Problem → The whole listing is to be given again without alteration, except that its pictures are dropped.

Material provided →

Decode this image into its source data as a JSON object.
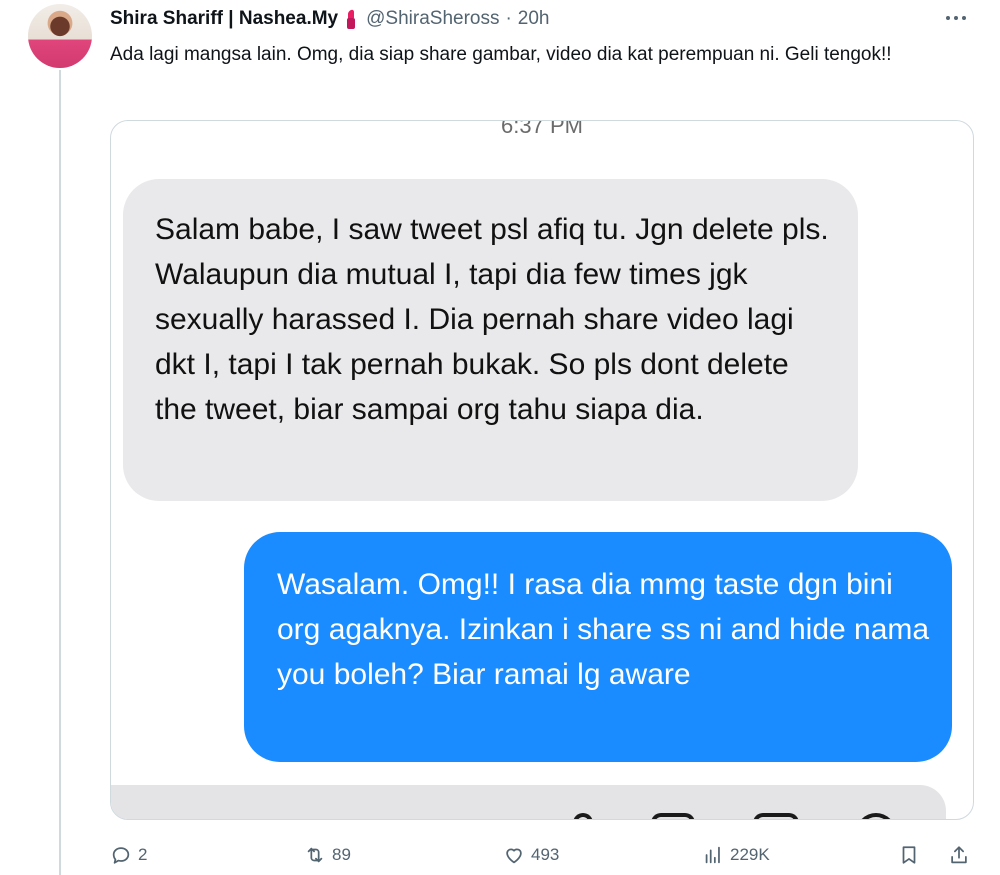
{
  "tweet": {
    "display_name": "Shira Shariff | Nashea.My",
    "name_emoji": "lipstick-icon",
    "handle": "@ShiraSheross",
    "separator": "·",
    "time": "20h",
    "text": "Ada lagi mangsa lain. Omg, dia siap share gambar, video dia kat perempuan ni. Geli tengok!!"
  },
  "screenshot": {
    "time_label": "6:37 PM",
    "received_message": "Salam babe, I saw tweet psl afiq tu. Jgn delete pls. Walaupun dia mutual I, tapi dia few times jgk sexually harassed I. Dia pernah share video lagi dkt I, tapi I tak pernah bukak. So pls dont delete the tweet, biar sampai org tahu siapa dia.",
    "sent_message": "Wasalam. Omg!! I rasa dia mmg taste dgn bini org agaknya. Izinkan i share ss ni and hide nama you boleh? Biar ramai lg aware",
    "colors": {
      "received_bubble": "#e9e9eb",
      "sent_bubble": "#1a8cff"
    }
  },
  "actions": {
    "replies": "2",
    "retweets": "89",
    "likes": "493",
    "views": "229K"
  },
  "icons": [
    "reply-icon",
    "retweet-icon",
    "like-icon",
    "views-icon",
    "bookmark-icon",
    "share-icon",
    "more-icon"
  ]
}
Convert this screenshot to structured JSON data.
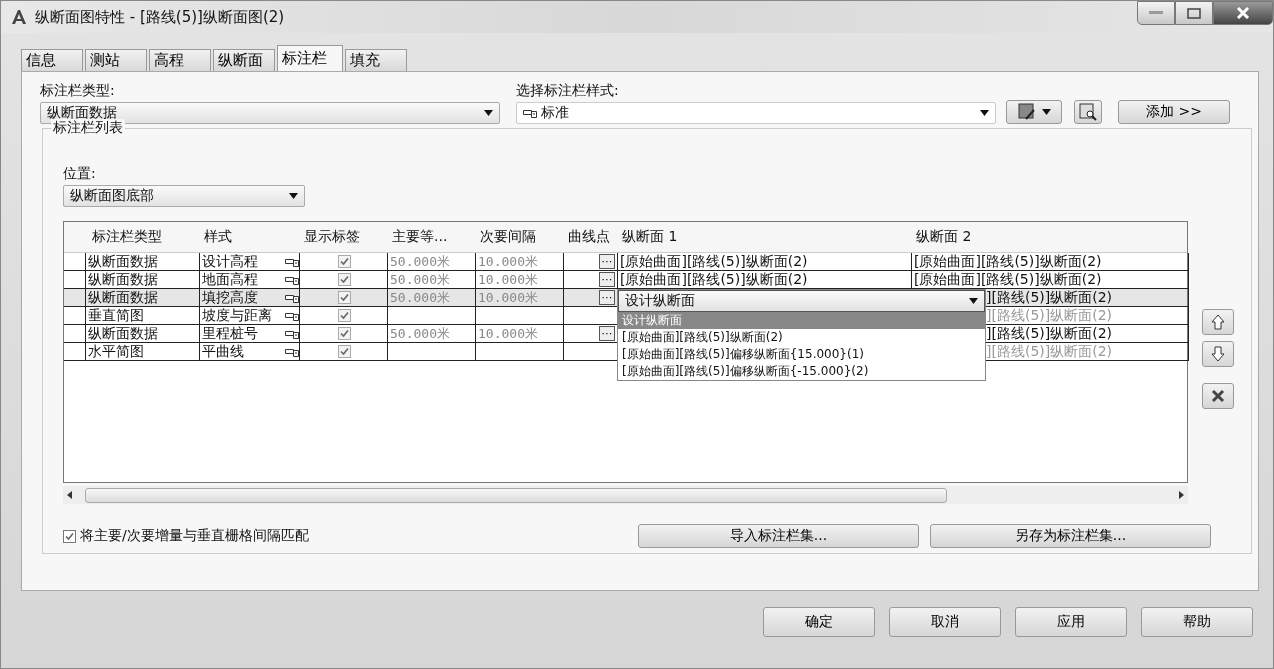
{
  "window": {
    "title": "纵断面图特性 - [路线(5)]纵断面图(2)"
  },
  "tabs": [
    {
      "label": "信息",
      "selected": false
    },
    {
      "label": "测站",
      "selected": false
    },
    {
      "label": "高程",
      "selected": false
    },
    {
      "label": "纵断面",
      "selected": false
    },
    {
      "label": "标注栏",
      "selected": true
    },
    {
      "label": "填充",
      "selected": false
    }
  ],
  "band_type": {
    "label": "标注栏类型:",
    "value": "纵断面数据"
  },
  "band_style": {
    "label": "选择标注栏样式:",
    "value": "标准"
  },
  "add_button": "添加 >>",
  "band_list": {
    "title": "标注栏列表",
    "location": {
      "label": "位置:",
      "value": "纵断面图底部"
    },
    "table": {
      "columns": [
        "标注栏类型",
        "样式",
        "显示标签",
        "主要等...",
        "次要间隔",
        "曲线点",
        "纵断面 1",
        "纵断面 2"
      ],
      "rows": [
        {
          "selected": false,
          "disabled": false,
          "type": "纵断面数据",
          "style": "设计高程",
          "show_labels": true,
          "major": "50.000米",
          "minor": "10.000米",
          "curve_points": "⋯",
          "profile_1": "[原始曲面][路线(5)]纵断面(2)",
          "profile_2": "[原始曲面][路线(5)]纵断面(2)"
        },
        {
          "selected": false,
          "disabled": false,
          "type": "纵断面数据",
          "style": "地面高程",
          "show_labels": true,
          "major": "50.000米",
          "minor": "10.000米",
          "curve_points": "⋯",
          "profile_1": "[原始曲面][路线(5)]纵断面(2)",
          "profile_2": "[原始曲面][路线(5)]纵断面(2)"
        },
        {
          "selected": true,
          "disabled": false,
          "type": "纵断面数据",
          "style": "填挖高度",
          "show_labels": true,
          "major": "50.000米",
          "minor": "10.000米",
          "curve_points": "⋯",
          "profile_1_dropdown": {
            "value": "设计纵断面",
            "options": [
              {
                "label": "设计纵断面",
                "selected": true
              },
              {
                "label": "[原始曲面][路线(5)]纵断面(2)",
                "selected": false
              },
              {
                "label": "[原始曲面][路线(5)]偏移纵断面{15.000}(1)",
                "selected": false
              },
              {
                "label": "[原始曲面][路线(5)]偏移纵断面{-15.000}(2)",
                "selected": false
              }
            ]
          },
          "profile_2": "][路线(5)]纵断面(2)"
        },
        {
          "selected": false,
          "disabled": true,
          "type": "垂直简图",
          "style": "坡度与距离",
          "show_labels": true,
          "profile_2": "][路线(5)]纵断面(2)"
        },
        {
          "selected": false,
          "disabled": false,
          "type": "纵断面数据",
          "style": "里程桩号",
          "show_labels": true,
          "major": "50.000米",
          "minor": "10.000米",
          "curve_points": "⋯",
          "profile_2": "][路线(5)]纵断面(2)"
        },
        {
          "selected": false,
          "disabled": true,
          "type": "水平简图",
          "style": "平曲线",
          "show_labels": true,
          "profile_2": "][路线(5)]纵断面(2)"
        }
      ]
    },
    "match_grid": {
      "label": "将主要/次要增量与垂直栅格间隔匹配",
      "checked": true
    },
    "import_button": "导入标注栏集...",
    "save_button": "另存为标注栏集..."
  },
  "footer_buttons": [
    "确定",
    "取消",
    "应用",
    "帮助"
  ]
}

Response area →
Decode this image into its source data as a JSON object.
{
  "tweet": {
    "display_name": "Shira Shariff | Nashea.My",
    "name_emoji": "lipstick-icon",
    "handle": "@ShiraSheross",
    "separator": "·",
    "time": "20h",
    "text": "Ada lagi mangsa lain. Omg, dia siap share gambar, video dia kat perempuan ni. Geli tengok!!"
  },
  "screenshot": {
    "time_label": "6:37 PM",
    "received_message": "Salam babe, I saw tweet psl afiq tu. Jgn delete pls. Walaupun dia mutual I, tapi dia few times jgk sexually harassed I. Dia pernah share video lagi dkt I, tapi I tak pernah bukak. So pls dont delete the tweet, biar sampai org tahu siapa dia.",
    "sent_message": "Wasalam. Omg!! I rasa dia mmg taste dgn bini org agaknya. Izinkan i share ss ni and hide nama you boleh? Biar ramai lg aware",
    "colors": {
      "received_bubble": "#e9e9eb",
      "sent_bubble": "#1a8cff"
    }
  },
  "actions": {
    "replies": "2",
    "retweets": "89",
    "likes": "493",
    "views": "229K"
  },
  "icons": [
    "reply-icon",
    "retweet-icon",
    "like-icon",
    "views-icon",
    "bookmark-icon",
    "share-icon",
    "more-icon"
  ]
}
Convert this screenshot to structured JSON data.
{
  "window": {
    "title": "纵断面图特性 - [路线(5)]纵断面图(2)"
  },
  "tabs": [
    {
      "label": "信息",
      "selected": false
    },
    {
      "label": "测站",
      "selected": false
    },
    {
      "label": "高程",
      "selected": false
    },
    {
      "label": "纵断面",
      "selected": false
    },
    {
      "label": "标注栏",
      "selected": true
    },
    {
      "label": "填充",
      "selected": false
    }
  ],
  "band_type": {
    "label": "标注栏类型:",
    "value": "纵断面数据"
  },
  "band_style": {
    "label": "选择标注栏样式:",
    "value": "标准"
  },
  "add_button": "添加 >>",
  "band_list": {
    "title": "标注栏列表",
    "location": {
      "label": "位置:",
      "value": "纵断面图底部"
    },
    "table": {
      "columns": [
        "标注栏类型",
        "样式",
        "显示标签",
        "主要等...",
        "次要间隔",
        "曲线点",
        "纵断面 1",
        "纵断面 2"
      ],
      "rows": [
        {
          "selected": false,
          "disabled": false,
          "type": "纵断面数据",
          "style": "设计高程",
          "show_labels": true,
          "major": "50.000米",
          "minor": "10.000米",
          "curve_points": "⋯",
          "profile_1": "[原始曲面][路线(5)]纵断面(2)",
          "profile_2": "[原始曲面][路线(5)]纵断面(2)"
        },
        {
          "selected": false,
          "disabled": false,
          "type": "纵断面数据",
          "style": "地面高程",
          "show_labels": true,
          "major": "50.000米",
          "minor": "10.000米",
          "curve_points": "⋯",
          "profile_1": "[原始曲面][路线(5)]纵断面(2)",
          "profile_2": "[原始曲面][路线(5)]纵断面(2)"
        },
        {
          "selected": true,
          "disabled": false,
          "type": "纵断面数据",
          "style": "填挖高度",
          "show_labels": true,
          "major": "50.000米",
          "minor": "10.000米",
          "curve_points": "⋯",
          "profile_1_dropdown": {
            "value": "设计纵断面",
            "options": [
              {
                "label": "设计纵断面",
                "selected": true
              },
              {
                "label": "[原始曲面][路线(5)]纵断面(2)",
                "selected": false
              },
              {
                "label": "[原始曲面][路线(5)]偏移纵断面{15.000}(1)",
                "selected": false
              },
              {
                "label": "[原始曲面][路线(5)]偏移纵断面{-15.000}(2)",
                "selected": false
              }
            ]
          },
          "profile_2": "][路线(5)]纵断面(2)"
        },
        {
          "selected": false,
          "disabled": true,
          "type": "垂直简图",
          "style": "坡度与距离",
          "show_labels": true,
          "profile_2": "][路线(5)]纵断面(2)"
        },
        {
          "selected": false,
          "disabled": false,
          "type": "纵断面数据",
          "style": "里程桩号",
          "show_labels": true,
          "major": "50.000米",
          "minor": "10.000米",
          "curve_points": "⋯",
          "profile_2": "][路线(5)]纵断面(2)"
        },
        {
          "selected": false,
          "disabled": true,
          "type": "水平简图",
          "style": "平曲线",
          "show_labels": true,
          "profile_2": "][路线(5)]纵断面(2)"
        }
      ]
    },
    "match_grid": {
      "label": "将主要/次要增量与垂直栅格间隔匹配",
      "checked": true
    },
    "import_button": "导入标注栏集...",
    "save_button": "另存为标注栏集..."
  },
  "footer_buttons": [
    "确定",
    "取消",
    "应用",
    "帮助"
  ]
}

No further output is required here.